Tyne & Wear

'Vikings' warn of Holy Island crossing danger

Viking reenactment on Holy Island causeway
Image caption Emergency services have carried out 17 rescues on the causeway so far this year

"Viking raiders" returned to an island off the Northumberland coast for the first time in 1,000 years to reinforce the dangers of a tidal crossing.

A "war party" took to the Holy Island causeway to warn motorists not to ignore safe crossing times.

Rescuers have responded to 17 incidents so far this year involving vehicles stranded in the North Sea.

The event marked the start of the Viking Week festival on the island - also known as Lindisfarne.

Jon Hogan, events manager at English Heritage, urged visitors to check tide times to ensure safe passage across the causeway to the island.
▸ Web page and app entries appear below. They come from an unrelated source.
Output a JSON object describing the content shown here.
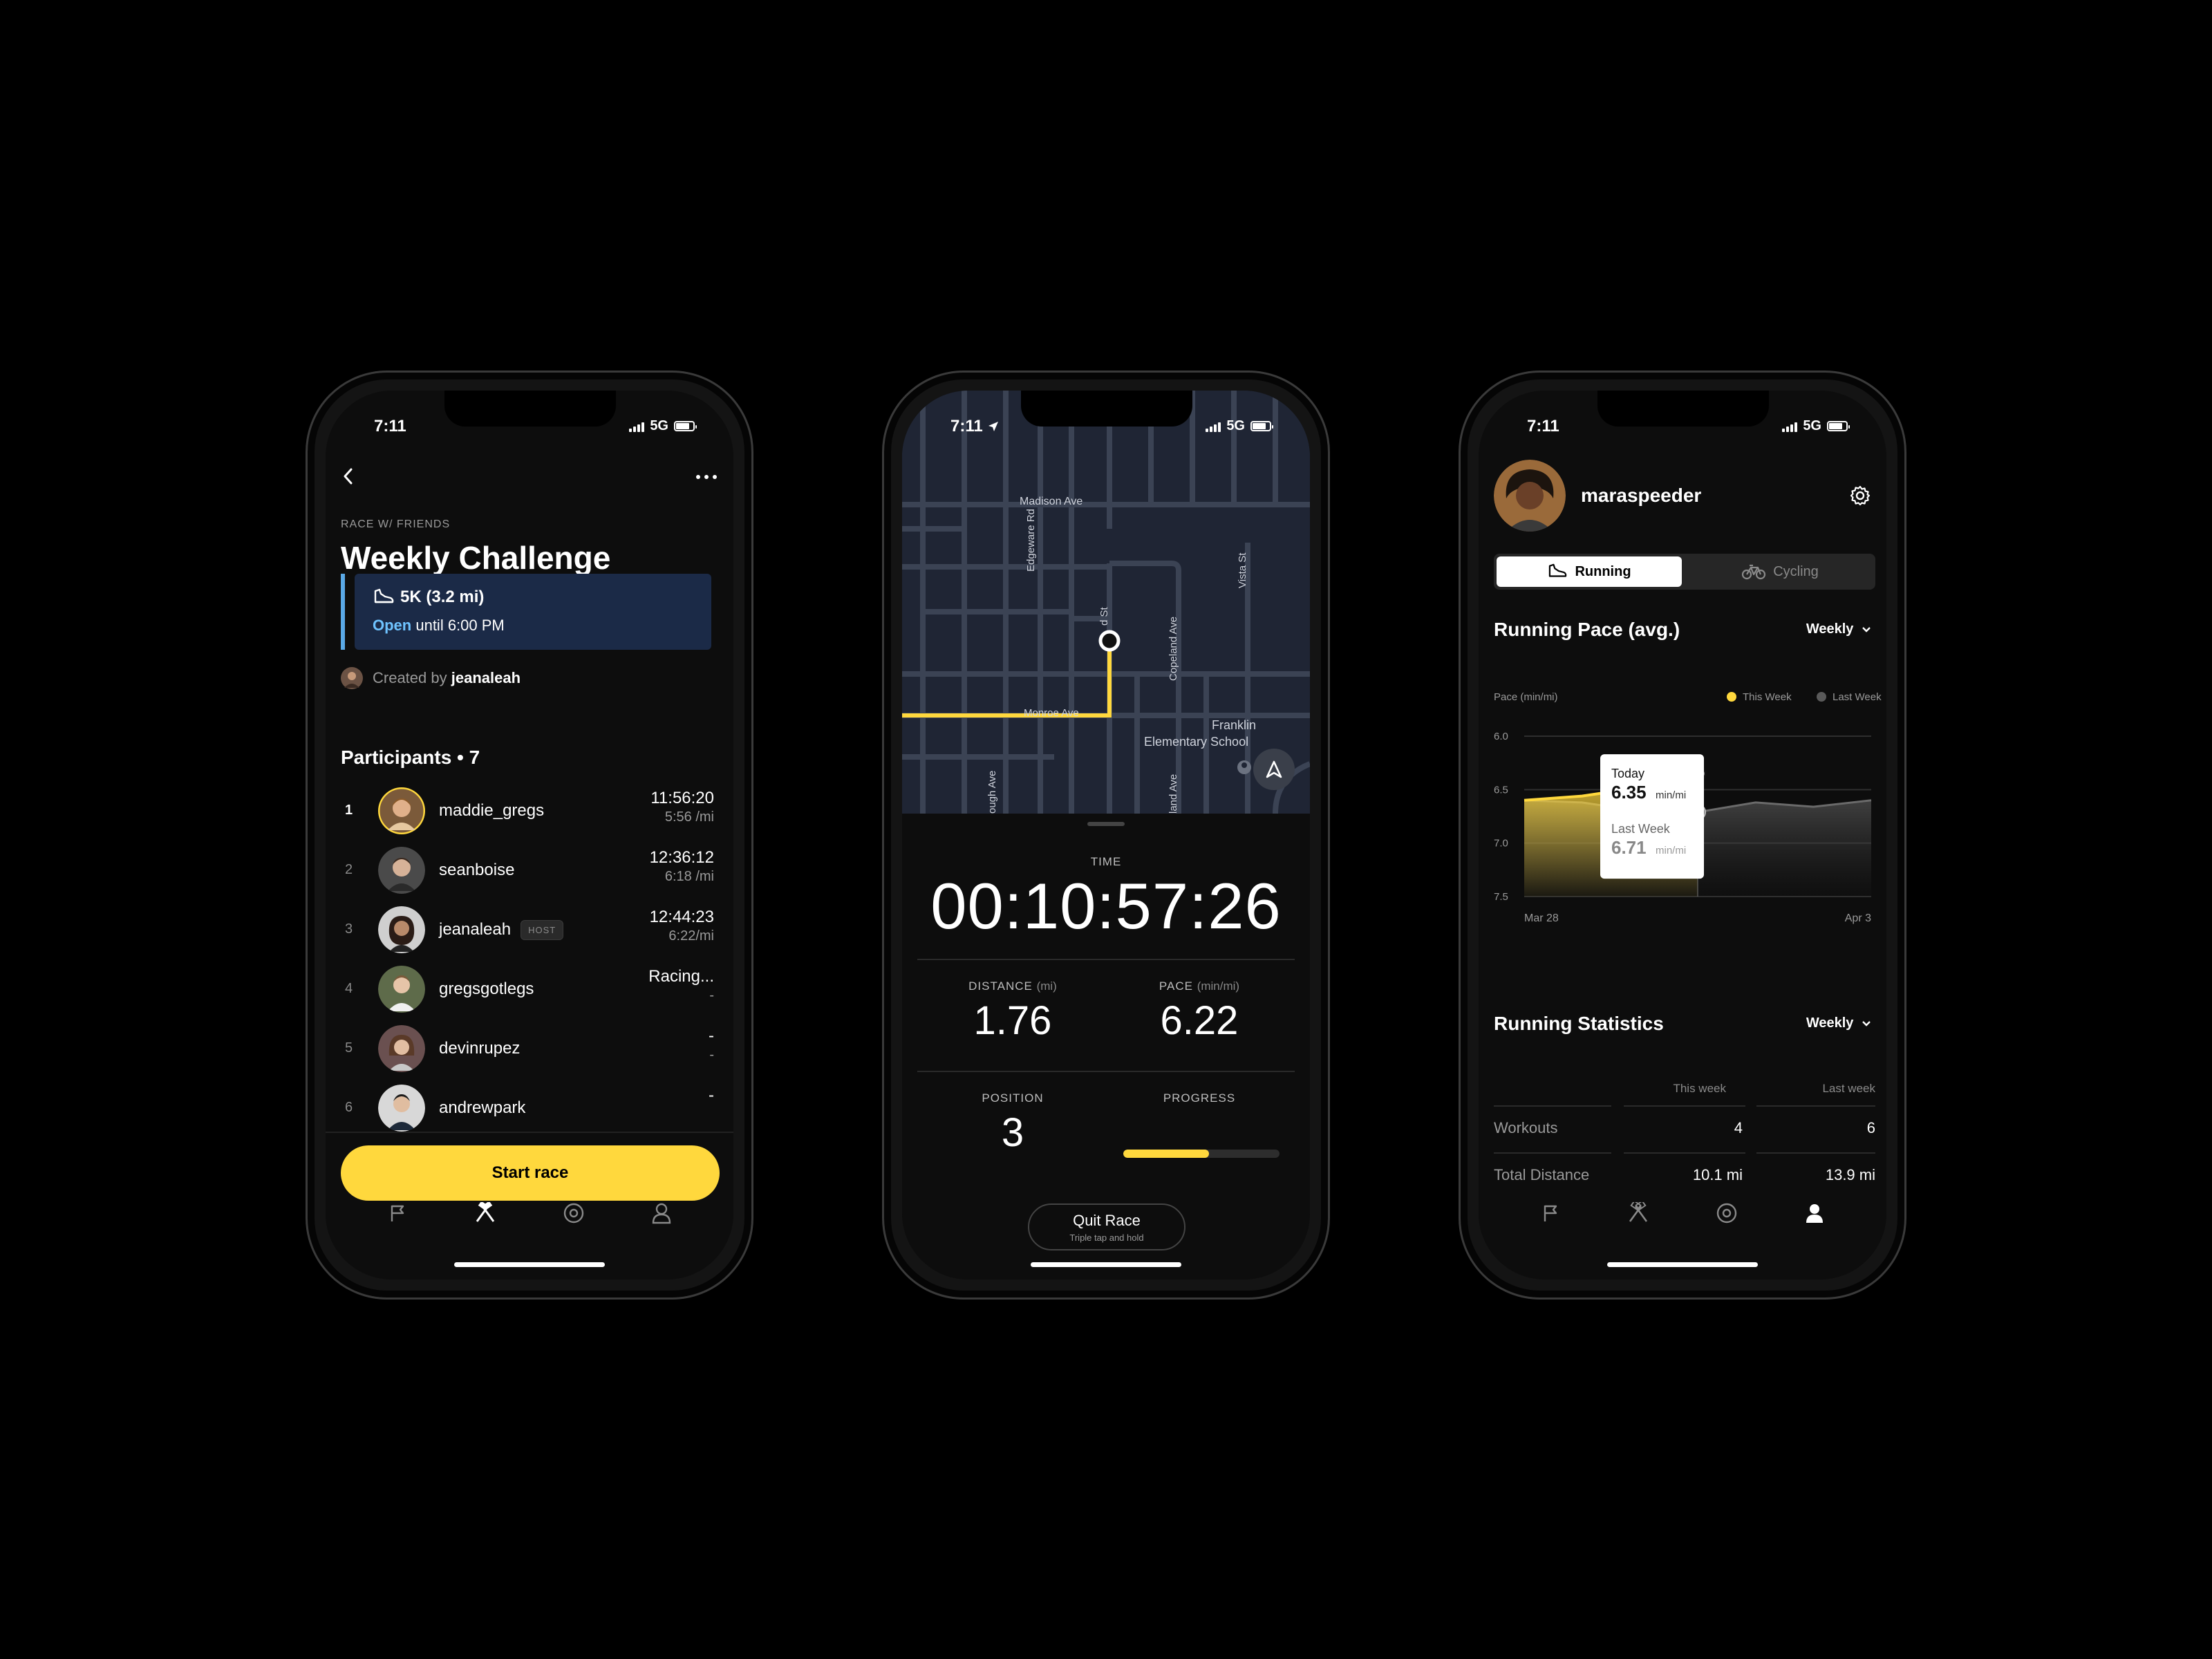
{
  "phone1": {
    "status_time": "7:11",
    "network": "5G",
    "eyebrow": "RACE W/ FRIENDS",
    "title": "Weekly Challenge",
    "race_distance": "5K (3.2 mi)",
    "race_open": "Open",
    "race_until": " until 6:00 PM",
    "created_by_label": "Created by",
    "created_by_user": "jeanaleah",
    "participants_heading": "Participants • 7",
    "participants": [
      {
        "rank": "1",
        "name": "maddie_gregs",
        "time": "11:56:20",
        "pace": "5:56 /mi",
        "host": ""
      },
      {
        "rank": "2",
        "name": "seanboise",
        "time": "12:36:12",
        "pace": "6:18 /mi",
        "host": ""
      },
      {
        "rank": "3",
        "name": "jeanaleah",
        "time": "12:44:23",
        "pace": "6:22/mi",
        "host": "HOST"
      },
      {
        "rank": "4",
        "name": "gregsgotlegs",
        "time": "Racing...",
        "pace": "-",
        "host": ""
      },
      {
        "rank": "5",
        "name": "devinrupez",
        "time": "-",
        "pace": "-",
        "host": ""
      },
      {
        "rank": "6",
        "name": "andrewpark",
        "time": "-",
        "pace": "",
        "host": ""
      }
    ],
    "start_button": "Start race",
    "tabs": [
      "flag-icon",
      "race-flags-icon",
      "target-icon",
      "person-icon"
    ],
    "active_tab": 1
  },
  "phone2": {
    "status_time": "7:11",
    "network": "5G",
    "map_labels": {
      "madison": "Madison Ave",
      "edgeware": "Edgeware Rd",
      "vista": "Vista St",
      "copeland": "Copeland Ave",
      "monroe": "Monroe Ave",
      "franklin_1": "Franklin",
      "franklin_2": "Elementary School",
      "partial_st": "d St",
      "partial_ave1": "ough Ave",
      "partial_ave2": "land Ave"
    },
    "time_label": "TIME",
    "time_value": "00:10:57:26",
    "distance_label": "DISTANCE",
    "distance_unit": "(mi)",
    "distance_value": "1.76",
    "pace_label": "PACE",
    "pace_unit": "(min/mi)",
    "pace_value": "6.22",
    "position_label": "POSITION",
    "position_value": "3",
    "progress_label": "PROGRESS",
    "progress_fraction": 0.55,
    "quit_label": "Quit Race",
    "quit_hint": "Triple tap and hold",
    "accent": "#ffd83d"
  },
  "phone3": {
    "status_time": "7:11",
    "network": "5G",
    "username": "maraspeeder",
    "seg_running": "Running",
    "seg_cycling": "Cycling",
    "pace_heading": "Running Pace (avg.)",
    "pace_period": "Weekly",
    "stats_heading": "Running Statistics",
    "stats_period": "Weekly",
    "tooltip": {
      "today_label": "Today",
      "today_value": "6.35",
      "today_unit": "min/mi",
      "lastweek_label": "Last Week",
      "lastweek_value": "6.71",
      "lastweek_unit": "min/mi"
    },
    "chart_data": {
      "type": "area",
      "ylabel": "Pace (min/mi)",
      "y_ticks": [
        "6.0",
        "6.5",
        "7.0",
        "7.5"
      ],
      "ylim": [
        6.0,
        7.5
      ],
      "y_inverted": true,
      "x_ticks": [
        "Mar 28",
        "Apr 3"
      ],
      "legend": [
        "This Week",
        "Last Week"
      ],
      "legend_position": "top-right",
      "grid": true,
      "series": [
        {
          "name": "This Week",
          "color": "#ffd83d",
          "x": [
            0,
            1,
            2,
            3
          ],
          "values": [
            6.6,
            6.56,
            6.48,
            6.35
          ]
        },
        {
          "name": "Last Week",
          "color": "#5a5a5a",
          "x": [
            0,
            1,
            2,
            3,
            4,
            5,
            6
          ],
          "values": [
            6.6,
            6.62,
            6.7,
            6.71,
            6.62,
            6.66,
            6.6
          ]
        }
      ]
    },
    "table": {
      "col_this": "This week",
      "col_last": "Last week",
      "rows": [
        {
          "label": "Workouts",
          "this": "4",
          "last": "6"
        },
        {
          "label": "Total Distance",
          "this": "10.1 mi",
          "last": "13.9 mi"
        }
      ]
    },
    "tabs": [
      "flag-icon",
      "race-flags-icon",
      "target-icon",
      "person-icon"
    ],
    "active_tab": 3
  }
}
He said: "Our Vikings have been helping the island community to highlight safe crossing times to visitors, at the same time as giving visitors a real taste of the terrifying and brutal way they lived."

The Vikings, played by members of the Norse Film and Pageant Society, also gave visitors a taste of how they secured their place as one of the most brutal races in history.

Lindisfarne's Priory was attacked in 793 AD by Viking raiders who sailed directly across the North Sea to Northumbria.

To launch the celebrations, a full-scale replica Viking ship, complete with carved head and Viking crew, has been moored on the island.

A full-scale battle between Viking forces will take place next weekend.

Viking Week ends on Sunday.

More on this story

Around the BBC

Related Internet links

The BBC is not responsible for the content of external Internet sites